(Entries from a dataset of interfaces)

╔══

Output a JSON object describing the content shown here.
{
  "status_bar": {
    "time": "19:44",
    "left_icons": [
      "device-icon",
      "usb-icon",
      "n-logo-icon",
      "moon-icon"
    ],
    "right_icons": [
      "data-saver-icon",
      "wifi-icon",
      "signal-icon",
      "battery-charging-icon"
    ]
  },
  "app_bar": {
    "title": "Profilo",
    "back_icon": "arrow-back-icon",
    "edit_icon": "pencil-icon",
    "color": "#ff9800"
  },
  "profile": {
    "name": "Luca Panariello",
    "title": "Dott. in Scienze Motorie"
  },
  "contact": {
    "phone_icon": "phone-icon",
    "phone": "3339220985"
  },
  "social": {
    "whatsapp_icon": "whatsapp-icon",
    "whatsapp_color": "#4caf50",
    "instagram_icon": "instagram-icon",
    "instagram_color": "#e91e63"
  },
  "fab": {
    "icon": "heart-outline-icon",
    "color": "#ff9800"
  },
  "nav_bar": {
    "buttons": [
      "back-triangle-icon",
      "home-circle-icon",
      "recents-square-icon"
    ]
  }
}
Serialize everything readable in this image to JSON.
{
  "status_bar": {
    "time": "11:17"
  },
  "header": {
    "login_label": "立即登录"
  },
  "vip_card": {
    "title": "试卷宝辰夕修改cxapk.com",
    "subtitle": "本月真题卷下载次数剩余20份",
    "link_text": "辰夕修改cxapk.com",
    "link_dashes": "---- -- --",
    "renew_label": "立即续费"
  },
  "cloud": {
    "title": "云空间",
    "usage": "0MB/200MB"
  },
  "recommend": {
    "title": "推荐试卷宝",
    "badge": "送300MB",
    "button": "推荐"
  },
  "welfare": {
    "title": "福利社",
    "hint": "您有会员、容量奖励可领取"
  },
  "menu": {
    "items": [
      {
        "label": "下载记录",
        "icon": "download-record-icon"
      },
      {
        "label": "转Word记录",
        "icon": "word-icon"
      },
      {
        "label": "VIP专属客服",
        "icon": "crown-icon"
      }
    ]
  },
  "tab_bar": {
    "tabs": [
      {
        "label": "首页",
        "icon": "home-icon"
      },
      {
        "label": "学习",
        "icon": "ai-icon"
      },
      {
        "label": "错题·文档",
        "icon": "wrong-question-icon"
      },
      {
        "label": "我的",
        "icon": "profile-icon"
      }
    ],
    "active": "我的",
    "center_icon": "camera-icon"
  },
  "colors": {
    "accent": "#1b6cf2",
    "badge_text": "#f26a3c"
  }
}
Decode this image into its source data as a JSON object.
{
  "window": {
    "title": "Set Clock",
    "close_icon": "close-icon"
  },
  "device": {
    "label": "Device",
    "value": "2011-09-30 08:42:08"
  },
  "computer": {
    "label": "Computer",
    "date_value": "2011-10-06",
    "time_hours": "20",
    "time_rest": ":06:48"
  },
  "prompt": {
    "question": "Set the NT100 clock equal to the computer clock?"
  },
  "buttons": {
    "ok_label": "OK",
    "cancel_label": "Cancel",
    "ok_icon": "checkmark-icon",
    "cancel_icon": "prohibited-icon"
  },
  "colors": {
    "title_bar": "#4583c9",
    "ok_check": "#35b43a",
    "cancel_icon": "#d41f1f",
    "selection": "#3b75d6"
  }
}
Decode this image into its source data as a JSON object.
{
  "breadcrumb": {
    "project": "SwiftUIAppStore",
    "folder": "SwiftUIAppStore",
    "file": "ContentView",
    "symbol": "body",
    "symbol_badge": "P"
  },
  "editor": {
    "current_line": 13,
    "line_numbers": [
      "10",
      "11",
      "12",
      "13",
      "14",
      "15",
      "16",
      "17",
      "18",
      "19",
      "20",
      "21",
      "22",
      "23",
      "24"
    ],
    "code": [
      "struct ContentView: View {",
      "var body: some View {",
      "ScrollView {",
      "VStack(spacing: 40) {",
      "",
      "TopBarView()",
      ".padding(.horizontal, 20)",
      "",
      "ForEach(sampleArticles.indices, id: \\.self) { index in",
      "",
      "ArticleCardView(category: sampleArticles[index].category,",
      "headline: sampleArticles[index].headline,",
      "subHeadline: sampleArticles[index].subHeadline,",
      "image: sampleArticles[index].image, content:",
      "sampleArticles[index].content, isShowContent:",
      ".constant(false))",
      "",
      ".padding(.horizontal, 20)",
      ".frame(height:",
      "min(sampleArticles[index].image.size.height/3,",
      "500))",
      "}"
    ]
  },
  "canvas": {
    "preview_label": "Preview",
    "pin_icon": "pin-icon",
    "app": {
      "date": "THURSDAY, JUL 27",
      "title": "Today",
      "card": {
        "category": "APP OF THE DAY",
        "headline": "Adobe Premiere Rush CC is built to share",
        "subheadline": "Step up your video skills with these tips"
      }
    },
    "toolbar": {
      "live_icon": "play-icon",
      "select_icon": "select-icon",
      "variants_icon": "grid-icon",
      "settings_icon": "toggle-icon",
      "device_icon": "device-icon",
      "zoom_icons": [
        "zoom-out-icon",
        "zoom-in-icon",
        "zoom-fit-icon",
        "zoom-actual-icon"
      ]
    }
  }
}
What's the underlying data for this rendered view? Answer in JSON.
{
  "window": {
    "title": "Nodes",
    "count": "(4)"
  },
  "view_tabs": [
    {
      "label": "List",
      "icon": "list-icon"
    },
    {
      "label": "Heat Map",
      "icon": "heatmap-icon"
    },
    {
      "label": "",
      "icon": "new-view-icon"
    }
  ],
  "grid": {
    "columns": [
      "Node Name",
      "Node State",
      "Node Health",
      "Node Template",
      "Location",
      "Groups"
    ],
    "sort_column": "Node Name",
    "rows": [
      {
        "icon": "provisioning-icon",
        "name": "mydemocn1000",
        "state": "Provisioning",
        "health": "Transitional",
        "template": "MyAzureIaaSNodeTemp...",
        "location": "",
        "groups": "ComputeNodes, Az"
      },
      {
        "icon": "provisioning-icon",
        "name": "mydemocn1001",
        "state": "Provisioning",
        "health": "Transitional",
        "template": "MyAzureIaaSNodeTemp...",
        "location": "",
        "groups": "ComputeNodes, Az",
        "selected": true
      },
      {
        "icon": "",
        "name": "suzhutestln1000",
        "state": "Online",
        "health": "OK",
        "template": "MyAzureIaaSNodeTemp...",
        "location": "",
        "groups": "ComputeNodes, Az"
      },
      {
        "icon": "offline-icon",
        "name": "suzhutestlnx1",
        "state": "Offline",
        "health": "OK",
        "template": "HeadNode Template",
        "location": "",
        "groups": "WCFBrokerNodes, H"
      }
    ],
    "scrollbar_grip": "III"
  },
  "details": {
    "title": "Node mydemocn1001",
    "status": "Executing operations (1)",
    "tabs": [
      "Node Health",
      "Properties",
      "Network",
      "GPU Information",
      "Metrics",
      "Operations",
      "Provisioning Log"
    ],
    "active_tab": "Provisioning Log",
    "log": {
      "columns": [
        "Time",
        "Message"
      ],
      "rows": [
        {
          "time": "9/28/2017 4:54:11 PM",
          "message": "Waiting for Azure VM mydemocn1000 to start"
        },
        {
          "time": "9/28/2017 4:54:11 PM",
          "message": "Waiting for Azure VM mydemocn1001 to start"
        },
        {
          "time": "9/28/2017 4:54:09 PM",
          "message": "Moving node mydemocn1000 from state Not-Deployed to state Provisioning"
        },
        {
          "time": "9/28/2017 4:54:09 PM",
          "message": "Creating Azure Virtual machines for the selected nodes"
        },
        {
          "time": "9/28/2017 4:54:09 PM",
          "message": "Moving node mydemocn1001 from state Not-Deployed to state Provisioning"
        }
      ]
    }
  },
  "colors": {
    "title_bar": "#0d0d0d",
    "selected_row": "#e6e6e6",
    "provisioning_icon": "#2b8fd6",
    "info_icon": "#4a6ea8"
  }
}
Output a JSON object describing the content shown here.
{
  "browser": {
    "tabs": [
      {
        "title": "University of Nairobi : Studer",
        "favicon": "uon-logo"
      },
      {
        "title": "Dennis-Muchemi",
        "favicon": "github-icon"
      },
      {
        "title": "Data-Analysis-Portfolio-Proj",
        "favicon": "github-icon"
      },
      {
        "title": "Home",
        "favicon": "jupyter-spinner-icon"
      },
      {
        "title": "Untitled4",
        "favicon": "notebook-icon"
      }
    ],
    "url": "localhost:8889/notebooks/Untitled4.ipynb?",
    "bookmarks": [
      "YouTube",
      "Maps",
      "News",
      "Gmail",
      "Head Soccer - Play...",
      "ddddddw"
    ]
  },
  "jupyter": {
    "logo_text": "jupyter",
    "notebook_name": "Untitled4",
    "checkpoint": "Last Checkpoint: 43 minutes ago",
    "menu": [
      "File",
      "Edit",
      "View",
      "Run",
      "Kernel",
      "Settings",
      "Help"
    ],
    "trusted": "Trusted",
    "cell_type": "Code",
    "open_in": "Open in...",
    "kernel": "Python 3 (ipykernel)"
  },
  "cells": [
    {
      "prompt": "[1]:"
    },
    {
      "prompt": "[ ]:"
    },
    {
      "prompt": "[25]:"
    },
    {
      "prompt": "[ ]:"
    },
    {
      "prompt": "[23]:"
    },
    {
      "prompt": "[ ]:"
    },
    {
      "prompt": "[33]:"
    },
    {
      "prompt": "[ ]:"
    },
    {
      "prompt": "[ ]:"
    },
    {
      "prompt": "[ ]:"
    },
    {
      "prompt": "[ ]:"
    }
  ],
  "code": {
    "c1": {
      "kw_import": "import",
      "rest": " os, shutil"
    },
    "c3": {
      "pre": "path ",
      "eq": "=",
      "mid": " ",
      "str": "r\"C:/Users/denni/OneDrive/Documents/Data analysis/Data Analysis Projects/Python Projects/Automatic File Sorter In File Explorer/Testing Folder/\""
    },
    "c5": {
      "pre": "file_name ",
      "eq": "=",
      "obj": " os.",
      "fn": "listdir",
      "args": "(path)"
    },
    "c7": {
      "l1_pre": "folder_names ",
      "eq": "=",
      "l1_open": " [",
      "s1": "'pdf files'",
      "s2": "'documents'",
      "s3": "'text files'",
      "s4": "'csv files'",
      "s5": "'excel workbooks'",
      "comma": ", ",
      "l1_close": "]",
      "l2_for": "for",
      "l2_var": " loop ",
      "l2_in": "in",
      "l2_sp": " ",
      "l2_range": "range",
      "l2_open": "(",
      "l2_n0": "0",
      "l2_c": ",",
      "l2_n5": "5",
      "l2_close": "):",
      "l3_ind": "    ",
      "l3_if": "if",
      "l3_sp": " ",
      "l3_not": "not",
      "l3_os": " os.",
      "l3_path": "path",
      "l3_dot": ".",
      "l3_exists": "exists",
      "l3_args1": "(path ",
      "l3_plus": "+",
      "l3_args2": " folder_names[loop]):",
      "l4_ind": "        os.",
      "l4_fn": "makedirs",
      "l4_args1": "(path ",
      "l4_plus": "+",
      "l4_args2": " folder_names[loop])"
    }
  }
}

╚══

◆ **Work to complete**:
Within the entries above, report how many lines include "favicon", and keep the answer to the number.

◆ **Solved problem**:
5